The two operations, conjugating various types of antigens (or antibodies) to labels, such as Gold colloid QDs, MNPs, fluorescent labels, and immobilizing the antigens (or antibodies) to Nitrocelluose membrane affect to specificity and sensitivity of in vitro diagnostic, which are related to the quality of the product.
3.4 Assembling >> See more at technical note 4
The basic processing steps for a cassette-based LFIA involve dispensing of reagents, immersion of materials into bulk solutions of reagents, drying of components, lamination of materials, cutting into strips, cassette assembly and packaging.
3.5 Optimizing >> See more at technical note 4
Regardless of the manufacturing process used, the striping protocol for reagent application must be optimized. The optimization process includes choosing the appropriate antibody pair, conjugation conditions, sample pad and conjugate pad material and treatment, nitrocellulose membrane, test line concentration, wick pad material, running buffer, cassette, and sample volume. Optimization of your assay will provide you with the best possible performance at the lowest manufacturing cost.
3.6 Application of Sample and Obtaining Results

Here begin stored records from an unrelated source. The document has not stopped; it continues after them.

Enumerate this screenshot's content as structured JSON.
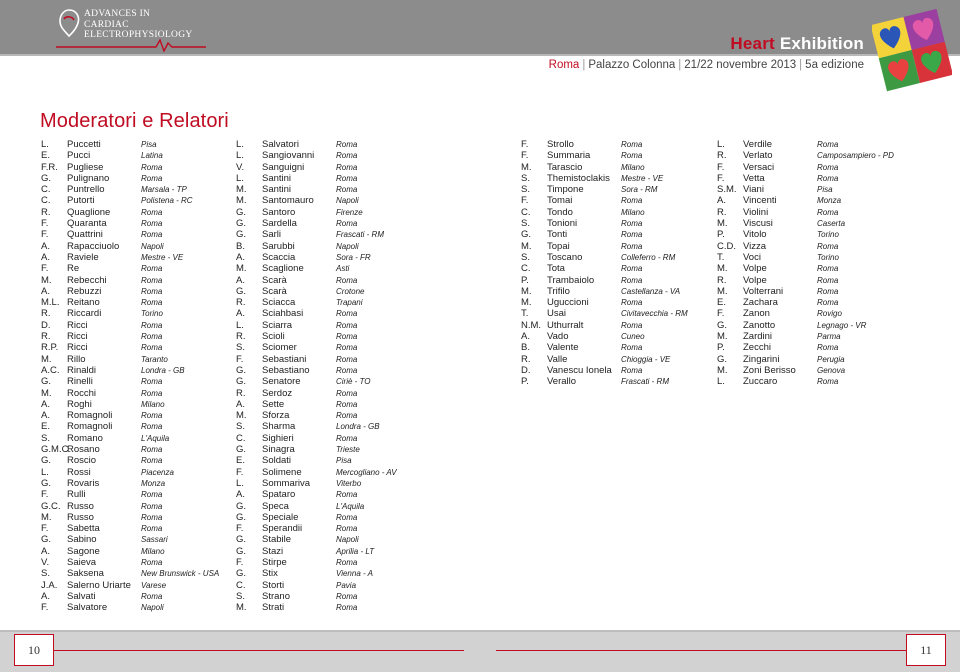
{
  "header": {
    "logo_lines": [
      "Advances in",
      "Cardiac",
      "Electrophysiology"
    ],
    "brand": {
      "prefix": "Heart",
      "suffix": "Exhibition"
    },
    "event": {
      "city": "Roma",
      "venue": "Palazzo Colonna",
      "dates": "21/22 novembre 2013",
      "edition": "5a edizione"
    }
  },
  "page_title": "Moderatori e Relatori",
  "columns": [
    [
      {
        "i": "L.",
        "s": "Puccetti",
        "c": "Pisa"
      },
      {
        "i": "E.",
        "s": "Pucci",
        "c": "Latina"
      },
      {
        "i": "F.R.",
        "s": "Pugliese",
        "c": "Roma"
      },
      {
        "i": "G.",
        "s": "Pulignano",
        "c": "Roma"
      },
      {
        "i": "C.",
        "s": "Puntrello",
        "c": "Marsala - TP"
      },
      {
        "i": "C.",
        "s": "Putorti",
        "c": "Polistena - RC"
      },
      {
        "i": "R.",
        "s": "Quaglione",
        "c": "Roma"
      },
      {
        "i": "F.",
        "s": "Quaranta",
        "c": "Roma"
      },
      {
        "i": "F.",
        "s": "Quattrini",
        "c": "Roma"
      },
      {
        "i": "A.",
        "s": "Rapacciuolo",
        "c": "Napoli"
      },
      {
        "i": "A.",
        "s": "Raviele",
        "c": "Mestre - VE"
      },
      {
        "i": "F.",
        "s": "Re",
        "c": "Roma"
      },
      {
        "i": "M.",
        "s": "Rebecchi",
        "c": "Roma"
      },
      {
        "i": "A.",
        "s": "Rebuzzi",
        "c": "Roma"
      },
      {
        "i": "M.L.",
        "s": "Reitano",
        "c": "Roma"
      },
      {
        "i": "R.",
        "s": "Riccardi",
        "c": "Torino"
      },
      {
        "i": "D.",
        "s": "Ricci",
        "c": "Roma"
      },
      {
        "i": "R.",
        "s": "Ricci",
        "c": "Roma"
      },
      {
        "i": "R.P.",
        "s": "Ricci",
        "c": "Roma"
      },
      {
        "i": "M.",
        "s": "Rillo",
        "c": "Taranto"
      },
      {
        "i": "A.C.",
        "s": "Rinaldi",
        "c": "Londra - GB"
      },
      {
        "i": "G.",
        "s": "Rinelli",
        "c": "Roma"
      },
      {
        "i": "M.",
        "s": "Rocchi",
        "c": "Roma"
      },
      {
        "i": "A.",
        "s": "Roghi",
        "c": "Milano"
      },
      {
        "i": "A.",
        "s": "Romagnoli",
        "c": "Roma"
      },
      {
        "i": "E.",
        "s": "Romagnoli",
        "c": "Roma"
      },
      {
        "i": "S.",
        "s": "Romano",
        "c": "L'Aquila"
      },
      {
        "i": "G.M.C.",
        "s": "Rosano",
        "c": "Roma"
      },
      {
        "i": "G.",
        "s": "Roscio",
        "c": "Roma"
      },
      {
        "i": "L.",
        "s": "Rossi",
        "c": "Piacenza"
      },
      {
        "i": "G.",
        "s": "Rovaris",
        "c": "Monza"
      },
      {
        "i": "F.",
        "s": "Rulli",
        "c": "Roma"
      },
      {
        "i": "G.C.",
        "s": "Russo",
        "c": "Roma"
      },
      {
        "i": "M.",
        "s": "Russo",
        "c": "Roma"
      },
      {
        "i": "F.",
        "s": "Sabetta",
        "c": "Roma"
      },
      {
        "i": "G.",
        "s": "Sabino",
        "c": "Sassari"
      },
      {
        "i": "A.",
        "s": "Sagone",
        "c": "Milano"
      },
      {
        "i": "V.",
        "s": "Saieva",
        "c": "Roma"
      },
      {
        "i": "S.",
        "s": "Saksena",
        "c": "New Brunswick - USA"
      },
      {
        "i": "J.A.",
        "s": "Salerno Uriarte",
        "c": "Varese"
      },
      {
        "i": "A.",
        "s": "Salvati",
        "c": "Roma"
      },
      {
        "i": "F.",
        "s": "Salvatore",
        "c": "Napoli"
      }
    ],
    [
      {
        "i": "L.",
        "s": "Salvatori",
        "c": "Roma"
      },
      {
        "i": "L.",
        "s": "Sangiovanni",
        "c": "Roma"
      },
      {
        "i": "V.",
        "s": "Sanguigni",
        "c": "Roma"
      },
      {
        "i": "L.",
        "s": "Santini",
        "c": "Roma"
      },
      {
        "i": "M.",
        "s": "Santini",
        "c": "Roma"
      },
      {
        "i": "M.",
        "s": "Santomauro",
        "c": "Napoli"
      },
      {
        "i": "G.",
        "s": "Santoro",
        "c": "Firenze"
      },
      {
        "i": "G.",
        "s": "Sardella",
        "c": "Roma"
      },
      {
        "i": "G.",
        "s": "Sarli",
        "c": "Frascati - RM"
      },
      {
        "i": "B.",
        "s": "Sarubbi",
        "c": "Napoli"
      },
      {
        "i": "A.",
        "s": "Scaccia",
        "c": "Sora - FR"
      },
      {
        "i": "M.",
        "s": "Scaglione",
        "c": "Asti"
      },
      {
        "i": "A.",
        "s": "Scarà",
        "c": "Roma"
      },
      {
        "i": "G.",
        "s": "Scarà",
        "c": "Crotone"
      },
      {
        "i": "R.",
        "s": "Sciacca",
        "c": "Trapani"
      },
      {
        "i": "A.",
        "s": "Sciahbasi",
        "c": "Roma"
      },
      {
        "i": "L.",
        "s": "Sciarra",
        "c": "Roma"
      },
      {
        "i": "R.",
        "s": "Scioli",
        "c": "Roma"
      },
      {
        "i": "S.",
        "s": "Sciomer",
        "c": "Roma"
      },
      {
        "i": "F.",
        "s": "Sebastiani",
        "c": "Roma"
      },
      {
        "i": "G.",
        "s": "Sebastiano",
        "c": "Roma"
      },
      {
        "i": "G.",
        "s": "Senatore",
        "c": "Ciriè - TO"
      },
      {
        "i": "R.",
        "s": "Serdoz",
        "c": "Roma"
      },
      {
        "i": "A.",
        "s": "Sette",
        "c": "Roma"
      },
      {
        "i": "M.",
        "s": "Sforza",
        "c": "Roma"
      },
      {
        "i": "S.",
        "s": "Sharma",
        "c": "Londra - GB"
      },
      {
        "i": "C.",
        "s": "Sighieri",
        "c": "Roma"
      },
      {
        "i": "G.",
        "s": "Sinagra",
        "c": "Trieste"
      },
      {
        "i": "E.",
        "s": "Soldati",
        "c": "Pisa"
      },
      {
        "i": "F.",
        "s": "Solimene",
        "c": "Mercogliano - AV"
      },
      {
        "i": "L.",
        "s": "Sommariva",
        "c": "Viterbo"
      },
      {
        "i": "A.",
        "s": "Spataro",
        "c": "Roma"
      },
      {
        "i": "G.",
        "s": "Speca",
        "c": "L'Aquila"
      },
      {
        "i": "G.",
        "s": "Speciale",
        "c": "Roma"
      },
      {
        "i": "F.",
        "s": "Sperandii",
        "c": "Roma"
      },
      {
        "i": "G.",
        "s": "Stabile",
        "c": "Napoli"
      },
      {
        "i": "G.",
        "s": "Stazi",
        "c": "Aprilia - LT"
      },
      {
        "i": "F.",
        "s": "Stirpe",
        "c": "Roma"
      },
      {
        "i": "G.",
        "s": "Stix",
        "c": "Vienna - A"
      },
      {
        "i": "C.",
        "s": "Storti",
        "c": "Pavia"
      },
      {
        "i": "S.",
        "s": "Strano",
        "c": "Roma"
      },
      {
        "i": "M.",
        "s": "Strati",
        "c": "Roma"
      }
    ],
    [
      {
        "i": "F.",
        "s": "Strollo",
        "c": "Roma"
      },
      {
        "i": "F.",
        "s": "Summaria",
        "c": "Roma"
      },
      {
        "i": "M.",
        "s": "Tarascio",
        "c": "Milano"
      },
      {
        "i": "S.",
        "s": "Themistoclakis",
        "c": "Mestre - VE"
      },
      {
        "i": "S.",
        "s": "Timpone",
        "c": "Sora - RM"
      },
      {
        "i": "F.",
        "s": "Tomai",
        "c": "Roma"
      },
      {
        "i": "C.",
        "s": "Tondo",
        "c": "Milano"
      },
      {
        "i": "S.",
        "s": "Tonioni",
        "c": "Roma"
      },
      {
        "i": "G.",
        "s": "Tonti",
        "c": "Roma"
      },
      {
        "i": "M.",
        "s": "Topai",
        "c": "Roma"
      },
      {
        "i": "S.",
        "s": "Toscano",
        "c": "Colleferro - RM"
      },
      {
        "i": "C.",
        "s": "Tota",
        "c": "Roma"
      },
      {
        "i": "P.",
        "s": "Trambaiolo",
        "c": "Roma"
      },
      {
        "i": "M.",
        "s": "Trifilo",
        "c": "Castellanza - VA"
      },
      {
        "i": "M.",
        "s": "Uguccioni",
        "c": "Roma"
      },
      {
        "i": "T.",
        "s": "Usai",
        "c": "Civitavecchia - RM"
      },
      {
        "i": "N.M.",
        "s": "Uthurralt",
        "c": "Roma"
      },
      {
        "i": "A.",
        "s": "Vado",
        "c": "Cuneo"
      },
      {
        "i": "B.",
        "s": "Valente",
        "c": "Roma"
      },
      {
        "i": "R.",
        "s": "Valle",
        "c": "Chioggia - VE"
      },
      {
        "i": "D.",
        "s": "Vanescu Ionela",
        "c": "Roma"
      },
      {
        "i": "P.",
        "s": "Verallo",
        "c": "Frascati - RM"
      }
    ],
    [
      {
        "i": "L.",
        "s": "Verdile",
        "c": "Roma"
      },
      {
        "i": "R.",
        "s": "Verlato",
        "c": "Camposampiero - PD"
      },
      {
        "i": "F.",
        "s": "Versaci",
        "c": "Roma"
      },
      {
        "i": "F.",
        "s": "Vetta",
        "c": "Roma"
      },
      {
        "i": "S.M.",
        "s": "Viani",
        "c": "Pisa"
      },
      {
        "i": "A.",
        "s": "Vincenti",
        "c": "Monza"
      },
      {
        "i": "R.",
        "s": "Violini",
        "c": "Roma"
      },
      {
        "i": "M.",
        "s": "Viscusi",
        "c": "Caserta"
      },
      {
        "i": "P.",
        "s": "Vitolo",
        "c": "Torino"
      },
      {
        "i": "C.D.",
        "s": "Vizza",
        "c": "Roma"
      },
      {
        "i": "T.",
        "s": "Voci",
        "c": "Torino"
      },
      {
        "i": "M.",
        "s": "Volpe",
        "c": "Roma"
      },
      {
        "i": "R.",
        "s": "Volpe",
        "c": "Roma"
      },
      {
        "i": "M.",
        "s": "Volterrani",
        "c": "Roma"
      },
      {
        "i": "E.",
        "s": "Zachara",
        "c": "Roma"
      },
      {
        "i": "F.",
        "s": "Zanon",
        "c": "Rovigo"
      },
      {
        "i": "G.",
        "s": "Zanotto",
        "c": "Legnago - VR"
      },
      {
        "i": "M.",
        "s": "Zardini",
        "c": "Parma"
      },
      {
        "i": "P.",
        "s": "Zecchi",
        "c": "Roma"
      },
      {
        "i": "G.",
        "s": "Zingarini",
        "c": "Perugia"
      },
      {
        "i": "M.",
        "s": "Zoni Berisso",
        "c": "Genova"
      },
      {
        "i": "L.",
        "s": "Zuccaro",
        "c": "Roma"
      }
    ]
  ],
  "footer": {
    "left_page": "10",
    "right_page": "11"
  },
  "colors": {
    "accent": "#c00c22",
    "band": "#8c8c8c",
    "footer_band": "#d2d2d2"
  }
}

In the direct test, the presence of the test line indicates a positive result and the control line usually contains species-specific anti-immunoglobulin antibodies, specific for the antibody in the particular conjugate. In the case of small molecules with single antigenic determinants, which cannot bind to two antibodies simultaneously, competitive tests are used. In this type of test, the analyte blocks the binding sites on the antibodies on the test line, preventing their interactions with the coloured conjugate. Therefore, a positive result is indicated by the lack of signal in the test line, while the control line should be visible independently of the test result. Tests on which the control line does not appear should be deemed invalid and a fresh test should be run.
4. Device Reader >> See more at technical note 5
Several reader devices have become commercially available and these can be grouped into fluorescence, magnetic particle, and colorimetric readers. In many cases, charge-coupled device (CCD)-based image systems and scanning systems are also utilized in these readers. Since fluorescence dyes and paramagnetic particle cannot be detected by the naked eye directly, such technologies immediately create demands for the development of readers for quantitative analysis. In order to avoid false negative and false positive results in colloidal gold- or latex bead-based assays, colorimetric scanning reader is performed by absorption and reflection of the light which are proportional to the overall density of colloidal gold particles of the band.
Many LFIAs are designed for use at point-of-care/need, providing cheap, rapid and easy tests desirable in many industries. However, regulatory bodies often require confirmation of results using an independent method. Therefore, LFIA are only suitable for primary screening at point-of-care/need. Because of their long shelf life and the fact that refrigeration is not required for storage, these tests are very well adapted for use in developing countries. As the visual result is usually clear and easily distinguished, no additional specific equipment is needed. Research is on-going to address some of the key weaknesses of LFAs, especially with respect to quantitative results. Data can be digitized using scanners or cameras with dedicated software, which will also allow the documentation of results. However, technological improvements will affect the cost of apparatus and the duration of analysis.